And it’s a similar story for Windows and Mac users of Adobe Illustrator CS5.5 and earlier, and Adobe Flash Professional CS5.5 (188.8.131.529) and earlier. In each case, Adobe’s answer is for you to pay a not inconsiderable amount of money to update to the next major version of the product in order to benefit from the security fix.
Sure enough, social networks and online forums are buzzing with posts from disgruntled users – angry that they are having to shell out hundreds of dollars for something which is, after all, Adobe’s fault.
Adobe meanwhile tells users to “exercise caution” over what files they open with their applications, if they aren’t prepared to pay for the upgrade.
What a PR disaster for the company.
At first when I heard the news I thought there must be some mistake. Maybe Adobe’s security advisories had been worded poorly and although upgrading – for example, to PhotoShop CS6 – would fix the vulnerability, the firm would also roll out a free patch to users of earlier versions.
But no. Judging by a report from H-Online, Adobe has no plans to publish a free security fix.
Adobe’s view is that because Photoshop “has historically not been a target for attackers” the risk level doesn’t make it worthwhile to produce a fix that users don’t have to pay for.
Maybe Adobe customers who feel nervous opening .TIF files will judge the level of risk for themselves, and prefer to seek alternatives from companies that take better care of their users.

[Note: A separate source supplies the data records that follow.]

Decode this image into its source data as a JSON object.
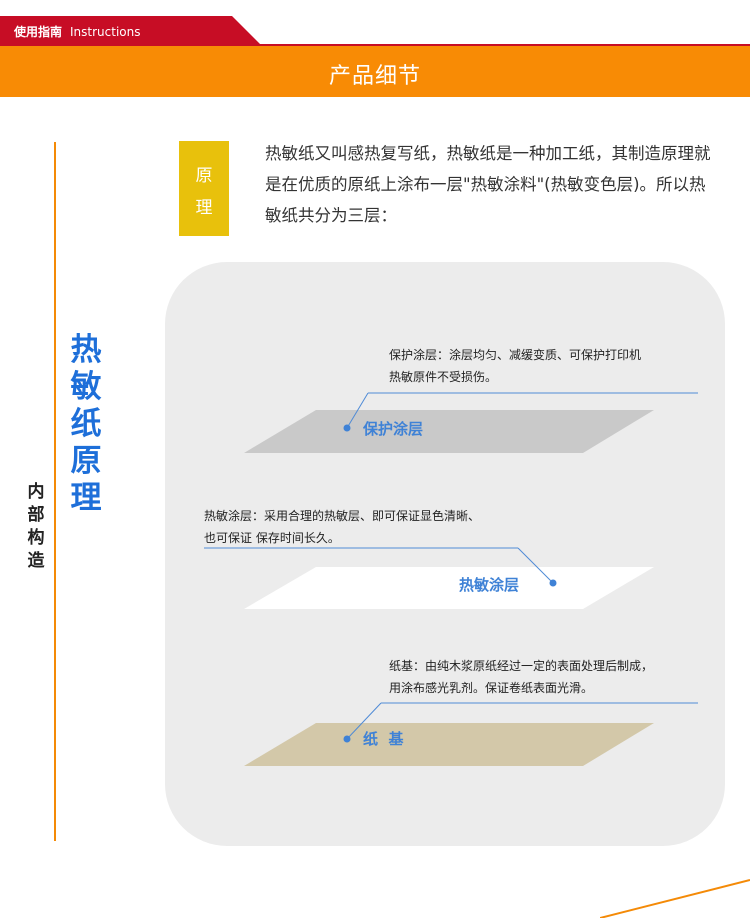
{
  "tab": {
    "label": "使用指南",
    "label_en": "Instructions",
    "color": "#c70d25"
  },
  "header": {
    "title": "产品细节",
    "color": "#f88b05"
  },
  "side": {
    "big_title_chars": [
      "热",
      "敏",
      "纸",
      "原",
      "理"
    ],
    "small_title_chars": [
      "内",
      "部",
      "构",
      "造"
    ],
    "accent_color": "#1e6fd9"
  },
  "principle": {
    "badge_chars": [
      "原",
      "理"
    ],
    "text": "热敏纸又叫感热复写纸，热敏纸是一种加工纸，其制造原理就是在优质的原纸上涂布一层\"热敏涂料\"(热敏变色层)。所以热敏纸共分为三层："
  },
  "layers": [
    {
      "label": "保护涂层",
      "desc_lines": [
        "保护涂层：涂层均匀、减缓变质、可保护打印机",
        "热敏原件不受损伤。"
      ],
      "color": "#c9c9c9"
    },
    {
      "label": "热敏涂层",
      "desc_lines": [
        "热敏涂层：采用合理的热敏层、即可保证显色清晰、",
        "也可保证 保存时间长久。"
      ],
      "color": "#ffffff"
    },
    {
      "label": "纸  基",
      "desc_lines": [
        "纸基：由纯木浆原纸经过一定的表面处理后制成，",
        "用涂布感光乳剂。保证卷纸表面光滑。"
      ],
      "color": "#d3c8a9"
    }
  ]
}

Update: Some good news. Adobe has clearly been influenced by the angry response from its users, and has now said that it will release a patch for Adobe Illustrator CS5.x, Adobe Photoshop CS5.x (12.x) and Adobe Flash Professional CS5.x. The security patches are not available yet, so be sure to keep your eyes peeled for when they are available.
You can find more details on Adobe’s blog.
This is clearly preferable to Adobe customers’ only option being to pay hundreds of dollars to fix their software.